*Clients – Calculate how much revenue you’re getting from each client and subtract the cost of administrative time or other costs to maintain that relationship. Once you’ve figured out which clients are in your top 20%, you can make some strategic decisions about how to better meet their needs.
*Markets & Marketing – If you sell products to different markets or are targeting a different niche, evaluate these markets with the same principle you used for evaluating your customers. The markets that are earning you the most money should become obvious, so you can start examining the direction you want to continue moving toward or shift altogether.
Trimming the Fat
Once you’ve identified areas that aren’t paying off, you have to take action and “trim the fat.” Your business cannot flourish if you’re spending valuable time and resources on customers or products that are unprofitable. Once you make the strategic decision to cull wasted time and focus on areas that earn more money, you’ll have a much better chance of surviving—and flourishing—in a competitive business environment.
This may sound harsh, but it has to be addressed. If you have products, customers , team mates or even marketing campaigns that are not carrying their weight, you have to focus on those that are.
Question: Can you identify where you need to trim the fat in your business?
Share below.

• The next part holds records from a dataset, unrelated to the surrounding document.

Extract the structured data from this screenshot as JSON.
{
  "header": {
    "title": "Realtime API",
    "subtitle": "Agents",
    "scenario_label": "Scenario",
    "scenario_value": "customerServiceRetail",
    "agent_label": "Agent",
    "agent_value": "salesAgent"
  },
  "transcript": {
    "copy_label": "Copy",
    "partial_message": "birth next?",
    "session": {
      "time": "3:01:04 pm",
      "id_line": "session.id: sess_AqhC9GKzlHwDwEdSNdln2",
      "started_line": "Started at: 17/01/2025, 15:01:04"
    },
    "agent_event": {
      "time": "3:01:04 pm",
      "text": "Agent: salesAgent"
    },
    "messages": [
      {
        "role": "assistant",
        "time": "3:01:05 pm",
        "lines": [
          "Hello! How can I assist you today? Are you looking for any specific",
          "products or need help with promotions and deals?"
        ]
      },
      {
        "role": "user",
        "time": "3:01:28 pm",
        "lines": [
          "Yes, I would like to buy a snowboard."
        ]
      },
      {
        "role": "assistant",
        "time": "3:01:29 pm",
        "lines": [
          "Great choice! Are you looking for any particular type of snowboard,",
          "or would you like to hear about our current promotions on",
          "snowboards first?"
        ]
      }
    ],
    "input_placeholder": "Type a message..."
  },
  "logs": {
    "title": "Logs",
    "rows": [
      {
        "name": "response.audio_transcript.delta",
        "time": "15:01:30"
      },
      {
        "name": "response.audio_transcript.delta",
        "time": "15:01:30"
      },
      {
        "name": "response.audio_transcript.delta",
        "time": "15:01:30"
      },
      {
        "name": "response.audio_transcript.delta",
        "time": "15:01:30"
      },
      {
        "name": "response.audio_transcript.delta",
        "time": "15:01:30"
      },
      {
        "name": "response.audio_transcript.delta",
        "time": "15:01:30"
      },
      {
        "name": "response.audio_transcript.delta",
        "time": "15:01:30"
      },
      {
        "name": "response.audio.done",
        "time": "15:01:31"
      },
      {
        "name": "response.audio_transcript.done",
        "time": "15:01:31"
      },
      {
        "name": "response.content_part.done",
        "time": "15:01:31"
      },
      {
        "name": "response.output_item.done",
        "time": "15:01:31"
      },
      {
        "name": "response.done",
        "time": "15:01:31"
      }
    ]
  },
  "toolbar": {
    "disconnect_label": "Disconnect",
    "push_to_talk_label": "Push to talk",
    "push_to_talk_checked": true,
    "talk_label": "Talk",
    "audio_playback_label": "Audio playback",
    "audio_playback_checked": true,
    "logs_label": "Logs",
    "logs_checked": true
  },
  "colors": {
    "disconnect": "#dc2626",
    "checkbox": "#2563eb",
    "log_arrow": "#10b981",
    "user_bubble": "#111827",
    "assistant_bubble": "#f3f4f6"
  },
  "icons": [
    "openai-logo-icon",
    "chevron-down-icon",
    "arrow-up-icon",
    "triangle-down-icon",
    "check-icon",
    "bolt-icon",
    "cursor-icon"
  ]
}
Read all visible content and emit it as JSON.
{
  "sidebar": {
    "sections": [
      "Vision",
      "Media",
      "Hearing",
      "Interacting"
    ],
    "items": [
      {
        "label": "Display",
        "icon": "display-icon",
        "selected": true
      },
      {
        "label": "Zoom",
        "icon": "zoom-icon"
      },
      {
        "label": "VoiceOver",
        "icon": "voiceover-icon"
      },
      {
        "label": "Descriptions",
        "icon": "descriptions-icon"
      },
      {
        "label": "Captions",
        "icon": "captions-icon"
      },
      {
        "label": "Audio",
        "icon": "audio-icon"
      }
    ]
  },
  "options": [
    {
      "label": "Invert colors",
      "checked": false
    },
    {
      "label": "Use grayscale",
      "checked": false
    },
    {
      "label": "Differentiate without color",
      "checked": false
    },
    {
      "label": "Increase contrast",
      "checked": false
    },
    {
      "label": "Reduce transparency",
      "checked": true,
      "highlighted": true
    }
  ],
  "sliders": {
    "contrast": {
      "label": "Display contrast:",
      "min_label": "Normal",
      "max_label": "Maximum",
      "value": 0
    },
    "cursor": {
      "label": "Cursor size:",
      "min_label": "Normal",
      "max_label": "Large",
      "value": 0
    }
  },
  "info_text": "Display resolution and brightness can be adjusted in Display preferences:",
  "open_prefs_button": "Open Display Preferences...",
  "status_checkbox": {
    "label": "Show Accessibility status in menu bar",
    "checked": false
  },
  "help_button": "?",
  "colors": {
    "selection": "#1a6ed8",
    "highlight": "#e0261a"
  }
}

I am interested to hear what you come up with.
Excellent article and I agree completely. Many people get really upset when it is suggested leaders should only give time to those worthy of their time, but it is true. There are so many people that want results without doing work and no matter how much extra time you spend with them (or do for them), it will not change them into a producer. That is something that we absolutely need to recognize. The suggestion to check to see who (of the bottom) is really working, but just not there yet, perfectly handles the objections to not giving everyone an equal chance. Some people are slower but still will shine and produce once they have it all figured out and are ready for that. As a matter of fact, those that do take the extra time to learn and grow themselves first, just might end up being some of your best producers. 😉
I am passionate about helping others and absolutely want to be involved with and help my team as much as possible, but I simply don’t have time to do any hand holding and know my upline does not either. My business time (and theirs) is for building business and learning the skills needed to be better for self AND the team. Spending time holding 1000’s of hands really takes away from individual, team and business growth as well as the “freedom” we are ALL working for in the first place.
Again, excellent article. Thanks for sharing.
Thanks for sharing this interesting information! It may help me when I need to trim the fat!
Torsten @ http://www.mightytravels.com